“As I read Biblical principles, marriage was intended, ordained and started by God — that is my belief,” [Jacobs] said. “For me, this is an issue solely based on religious principals.”

Raskin shot back that the Bible was also used to uphold now-outlawed statutes banning interracial marriage, and that the constitution should instead be lawmakers’ guiding principle.

“People place their hand on the Bible and swear to uphold the Constitution; they don’t put their hand on the Constitution and swear to uphold the Bible,” he said.

Some in the room applauded, which led committee chairman Sen. Brian E. Frosh, a Democrat from Montgomery County, to call for order. “This isn’t a football game,” he said.

Read the whole article at Snopes for details on what set this off. Below is the start of the story, though, to at least show why this conversation occurred.

In February 2006, Baltimore Circuit Court Judge M. Brooke Murdock ruled that a Maryland state law banning same-sex marriages was unconstitutional. In response to that decision, state lawmakers opposed to same-sex marriage introduced a resolution to impeach Judge Murdock (a move which was defeated in the Judiciary Committee) and a bill calling for the amendment of Maryland’s constitution to prohibit all same-sex marriages. Although the bill failed to garner sufficient support for passage, it was reintroduced in a version that would define marriage as a union between a man and a women only but would still allow for civil unions.

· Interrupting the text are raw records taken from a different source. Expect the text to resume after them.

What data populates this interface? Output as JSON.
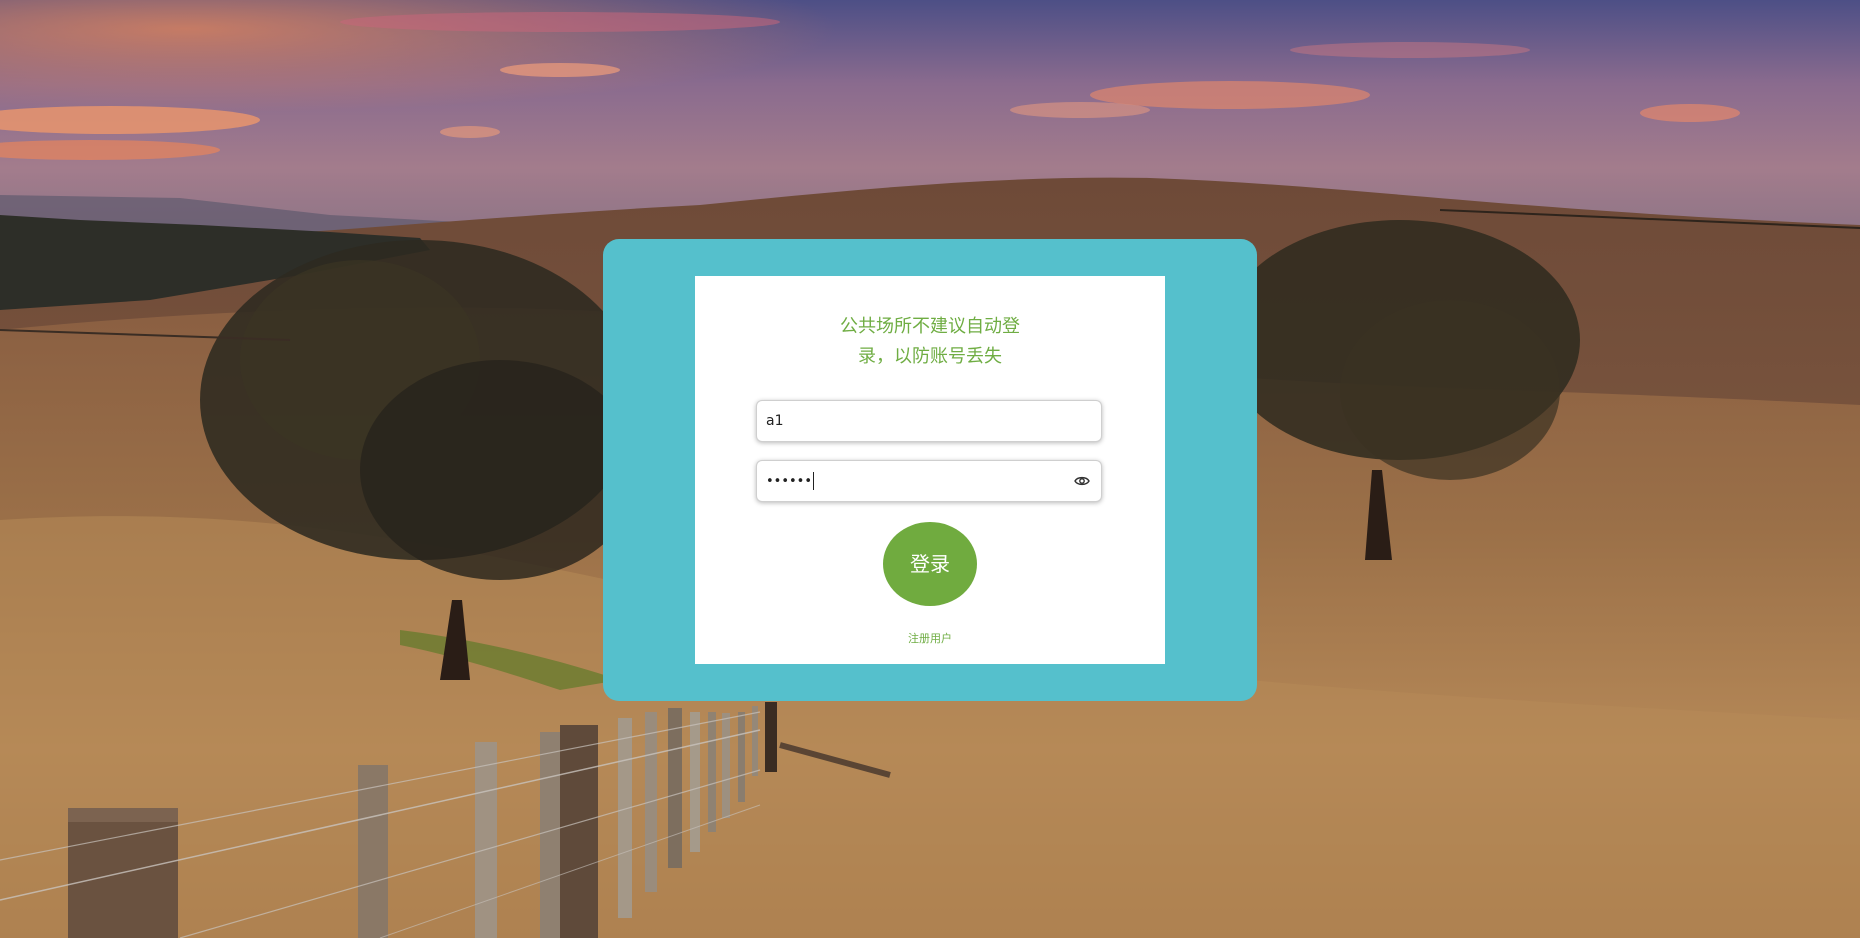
{
  "login": {
    "notice_line1": "公共场所不建议自动登",
    "notice_line2": "录，以防账号丢失",
    "username_value": "a1",
    "password_value": "••••••",
    "login_label": "登录",
    "register_label": "注册用户"
  },
  "icons": {
    "password_toggle": "eye-icon"
  },
  "colors": {
    "frame": "#55c0cc",
    "card": "#ffffff",
    "accent_green": "#70ab3f",
    "notice_text": "#6fad43"
  }
}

The latter bill was being debated by a Senate committee on 1 March 2006, when, according to the Baltimore Sun, “Clergy, constitutional law experts and children of gay parents were among those who packed the Senate Judicial Proceedings Committee room to speak out on the issue.”

[tags]Snopes, same-gender marriage[/tags]